Top Anime Casting Director Mami Okada shares some great tips for those who want to make it in Anime
Casting Director and Director of Operations at
Bang Zoom! Entertainment
How did you come to be a Casting Director?
To cut a long story short, I came to the States as an International student and secured an internship with Bang Zoom, at the time the company was very small and only had three other people working there. They were just starting out but they had a big series already and I came on as its first intern, then I just stuck around and it’s been 20 years now! I really didn’t know anything about Anime prior to starting at Bang Zoom because I didn’t really watch it when I was in Japan. When I arrived in the States I realized how huge it actually is!
What do you enjoy about your job?
There Are so many things that I enjoy. Sometimes even actors who I have been working with for years can still surprise me. I can hear a new voice from an actor that I’ve worked together with for years. It can be different experience every day and often very challenging but that is what keeps me going and my work interesting,
How has the industry changed since you started out?
So many changes are happening in the Anime industry. It’s definitely changed dramatically since when I first started the job. It used to be that only a very small group were passionate about English versions of Anime, now it is becoming more mainstream. There is more attention coming from places like video games and it changes the way I think and approach my work.
Tell us about the process you use to cast an Anime series…
The casting process is not the same every time. In general, when we get a series from our clients we discuss with our producers to find out what they’re expecting to hear when it comes to auditions. The final decisions will be up to the producers and sometimes the creators in Japan. We’ll discuss the requirements and then we’ll decide which roles we need to do auditions for.
How do you choose who to audition?
I select group of actors who are most likely to fit in a role or come close to the range of the character. I will send around 10 characters to each actors so they can choose which one they understand or connect with the most. I will send that out to about 25 actors at most, then I’ll narrow it down to a shortlist and submit them to the producers.
If a character requires something very specific by the producers that I haven’t found, I will reach out to agents. Agents might have someone who would be perfect for the project we are looking to cast.

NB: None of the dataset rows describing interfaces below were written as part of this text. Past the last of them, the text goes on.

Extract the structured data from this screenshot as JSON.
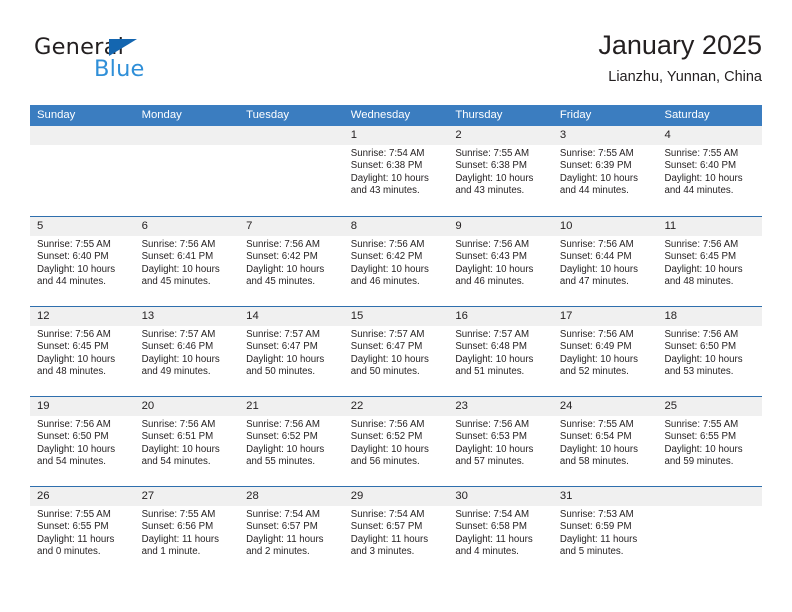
{
  "brand": {
    "word_one": "General",
    "word_two": "Blue",
    "triangle_icon": "triangle-logo-icon",
    "accent_dark": "#1466b0",
    "accent_light": "#2f8fd8"
  },
  "header": {
    "title": "January 2025",
    "subtitle": "Lianzhu, Yunnan, China"
  },
  "theme": {
    "header_blue": "#3b7dc0",
    "row_divider": "#2f6fad",
    "day_band": "#f0f0f0",
    "text": "#231f20"
  },
  "weekdays": [
    "Sunday",
    "Monday",
    "Tuesday",
    "Wednesday",
    "Thursday",
    "Friday",
    "Saturday"
  ],
  "weeks": [
    [
      {
        "day": "",
        "sunrise": "",
        "sunset": "",
        "daylight_line1": "",
        "daylight_line2": ""
      },
      {
        "day": "",
        "sunrise": "",
        "sunset": "",
        "daylight_line1": "",
        "daylight_line2": ""
      },
      {
        "day": "",
        "sunrise": "",
        "sunset": "",
        "daylight_line1": "",
        "daylight_line2": ""
      },
      {
        "day": "1",
        "sunrise": "Sunrise: 7:54 AM",
        "sunset": "Sunset: 6:38 PM",
        "daylight_line1": "Daylight: 10 hours",
        "daylight_line2": "and 43 minutes."
      },
      {
        "day": "2",
        "sunrise": "Sunrise: 7:55 AM",
        "sunset": "Sunset: 6:38 PM",
        "daylight_line1": "Daylight: 10 hours",
        "daylight_line2": "and 43 minutes."
      },
      {
        "day": "3",
        "sunrise": "Sunrise: 7:55 AM",
        "sunset": "Sunset: 6:39 PM",
        "daylight_line1": "Daylight: 10 hours",
        "daylight_line2": "and 44 minutes."
      },
      {
        "day": "4",
        "sunrise": "Sunrise: 7:55 AM",
        "sunset": "Sunset: 6:40 PM",
        "daylight_line1": "Daylight: 10 hours",
        "daylight_line2": "and 44 minutes."
      }
    ],
    [
      {
        "day": "5",
        "sunrise": "Sunrise: 7:55 AM",
        "sunset": "Sunset: 6:40 PM",
        "daylight_line1": "Daylight: 10 hours",
        "daylight_line2": "and 44 minutes."
      },
      {
        "day": "6",
        "sunrise": "Sunrise: 7:56 AM",
        "sunset": "Sunset: 6:41 PM",
        "daylight_line1": "Daylight: 10 hours",
        "daylight_line2": "and 45 minutes."
      },
      {
        "day": "7",
        "sunrise": "Sunrise: 7:56 AM",
        "sunset": "Sunset: 6:42 PM",
        "daylight_line1": "Daylight: 10 hours",
        "daylight_line2": "and 45 minutes."
      },
      {
        "day": "8",
        "sunrise": "Sunrise: 7:56 AM",
        "sunset": "Sunset: 6:42 PM",
        "daylight_line1": "Daylight: 10 hours",
        "daylight_line2": "and 46 minutes."
      },
      {
        "day": "9",
        "sunrise": "Sunrise: 7:56 AM",
        "sunset": "Sunset: 6:43 PM",
        "daylight_line1": "Daylight: 10 hours",
        "daylight_line2": "and 46 minutes."
      },
      {
        "day": "10",
        "sunrise": "Sunrise: 7:56 AM",
        "sunset": "Sunset: 6:44 PM",
        "daylight_line1": "Daylight: 10 hours",
        "daylight_line2": "and 47 minutes."
      },
      {
        "day": "11",
        "sunrise": "Sunrise: 7:56 AM",
        "sunset": "Sunset: 6:45 PM",
        "daylight_line1": "Daylight: 10 hours",
        "daylight_line2": "and 48 minutes."
      }
    ],
    [
      {
        "day": "12",
        "sunrise": "Sunrise: 7:56 AM",
        "sunset": "Sunset: 6:45 PM",
        "daylight_line1": "Daylight: 10 hours",
        "daylight_line2": "and 48 minutes."
      },
      {
        "day": "13",
        "sunrise": "Sunrise: 7:57 AM",
        "sunset": "Sunset: 6:46 PM",
        "daylight_line1": "Daylight: 10 hours",
        "daylight_line2": "and 49 minutes."
      },
      {
        "day": "14",
        "sunrise": "Sunrise: 7:57 AM",
        "sunset": "Sunset: 6:47 PM",
        "daylight_line1": "Daylight: 10 hours",
        "daylight_line2": "and 50 minutes."
      },
      {
        "day": "15",
        "sunrise": "Sunrise: 7:57 AM",
        "sunset": "Sunset: 6:47 PM",
        "daylight_line1": "Daylight: 10 hours",
        "daylight_line2": "and 50 minutes."
      },
      {
        "day": "16",
        "sunrise": "Sunrise: 7:57 AM",
        "sunset": "Sunset: 6:48 PM",
        "daylight_line1": "Daylight: 10 hours",
        "daylight_line2": "and 51 minutes."
      },
      {
        "day": "17",
        "sunrise": "Sunrise: 7:56 AM",
        "sunset": "Sunset: 6:49 PM",
        "daylight_line1": "Daylight: 10 hours",
        "daylight_line2": "and 52 minutes."
      },
      {
        "day": "18",
        "sunrise": "Sunrise: 7:56 AM",
        "sunset": "Sunset: 6:50 PM",
        "daylight_line1": "Daylight: 10 hours",
        "daylight_line2": "and 53 minutes."
      }
    ],
    [
      {
        "day": "19",
        "sunrise": "Sunrise: 7:56 AM",
        "sunset": "Sunset: 6:50 PM",
        "daylight_line1": "Daylight: 10 hours",
        "daylight_line2": "and 54 minutes."
      },
      {
        "day": "20",
        "sunrise": "Sunrise: 7:56 AM",
        "sunset": "Sunset: 6:51 PM",
        "daylight_line1": "Daylight: 10 hours",
        "daylight_line2": "and 54 minutes."
      },
      {
        "day": "21",
        "sunrise": "Sunrise: 7:56 AM",
        "sunset": "Sunset: 6:52 PM",
        "daylight_line1": "Daylight: 10 hours",
        "daylight_line2": "and 55 minutes."
      },
      {
        "day": "22",
        "sunrise": "Sunrise: 7:56 AM",
        "sunset": "Sunset: 6:52 PM",
        "daylight_line1": "Daylight: 10 hours",
        "daylight_line2": "and 56 minutes."
      },
      {
        "day": "23",
        "sunrise": "Sunrise: 7:56 AM",
        "sunset": "Sunset: 6:53 PM",
        "daylight_line1": "Daylight: 10 hours",
        "daylight_line2": "and 57 minutes."
      },
      {
        "day": "24",
        "sunrise": "Sunrise: 7:55 AM",
        "sunset": "Sunset: 6:54 PM",
        "daylight_line1": "Daylight: 10 hours",
        "daylight_line2": "and 58 minutes."
      },
      {
        "day": "25",
        "sunrise": "Sunrise: 7:55 AM",
        "sunset": "Sunset: 6:55 PM",
        "daylight_line1": "Daylight: 10 hours",
        "daylight_line2": "and 59 minutes."
      }
    ],
    [
      {
        "day": "26",
        "sunrise": "Sunrise: 7:55 AM",
        "sunset": "Sunset: 6:55 PM",
        "daylight_line1": "Daylight: 11 hours",
        "daylight_line2": "and 0 minutes."
      },
      {
        "day": "27",
        "sunrise": "Sunrise: 7:55 AM",
        "sunset": "Sunset: 6:56 PM",
        "daylight_line1": "Daylight: 11 hours",
        "daylight_line2": "and 1 minute."
      },
      {
        "day": "28",
        "sunrise": "Sunrise: 7:54 AM",
        "sunset": "Sunset: 6:57 PM",
        "daylight_line1": "Daylight: 11 hours",
        "daylight_line2": "and 2 minutes."
      },
      {
        "day": "29",
        "sunrise": "Sunrise: 7:54 AM",
        "sunset": "Sunset: 6:57 PM",
        "daylight_line1": "Daylight: 11 hours",
        "daylight_line2": "and 3 minutes."
      },
      {
        "day": "30",
        "sunrise": "Sunrise: 7:54 AM",
        "sunset": "Sunset: 6:58 PM",
        "daylight_line1": "Daylight: 11 hours",
        "daylight_line2": "and 4 minutes."
      },
      {
        "day": "31",
        "sunrise": "Sunrise: 7:53 AM",
        "sunset": "Sunset: 6:59 PM",
        "daylight_line1": "Daylight: 11 hours",
        "daylight_line2": "and 5 minutes."
      },
      {
        "day": "",
        "sunrise": "",
        "sunset": "",
        "daylight_line1": "",
        "daylight_line2": ""
      }
    ]
  ]
}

What are you looking for when you are casting an English version of Anime?
We have to be respectful to the original performance when casting English versions. We take the directions from the original voice so we look for the voices that are similar to the original. We are never looking for a perfect fit but they should bring the same energy and emotion to the performance. We definitely focus more on that than who sounds like the Japanese voice. That can be your direction and then you need to make your own character. We still need to make sure that the character performance will fit visually with the animation. Performance is crucial when it comes to casting.
The performance has to come from the heart. I always suggest actors should make sure ti have all the emotions reachable. Keep your emotion within your reachable range stored in mental “drawers”. open the “drawer” and get the emotion. In the next moment, you’re going to open a different “drawer” and get to that emotion.
Do you have to have an Anime demo to work in the genre?
I personally don’t think you need to have a special Anime demo. A lot of actors have commercial demos and character animation demos. I’m not sure about the other casting directors but for me, I like to listen to both of them. I love to actually listen to anything and everything you’ve got. As I mentioned, Anime can be cinematic or it can be wacky or cartoony, I love to listen to the range of the actors.
Is being able to do ADR essential?
It’s definitely essential to be able to do ADR, which is the process in which you match your performance to the video. It’s not only animation that is a preferred skill for, but also tons of foreign language tv shows that adapt to other languages. All the big steaming services are grabbing good foreign titles and dubbing them into English or other languages so it’s really busy and it’s good for you to learn the skills of how to do it. It might feel a little intimidating at first because you have a beat’s timecode and you have a restricted time that you can perform, but eventually, it will come to you more naturally. It’s a lot like music – when you’re listening to the music, you know when to start singing. It’s a similar concept. I recommend taking classes o ADR because if you book your first gig and don’t know what to do, your nerves about doing the technical aspects will affect your performance.
Mami Okada’s Top Tips for delivering a successful lip sync!
- Practice a neutral American accent.
- Trust the script.
- Preview the original language if the studio allows you to watch the original video.
- Quickly look at the line, then quickly memorize.
- Pay attention to the actual lift movement so you can practice during the preview.
- Keep the rhythm.
- Have a reason for performance choices.
- Watch Anime in both languages if you can. Stop, rewind, switch the audio channel, and try to perform alongside the original voice.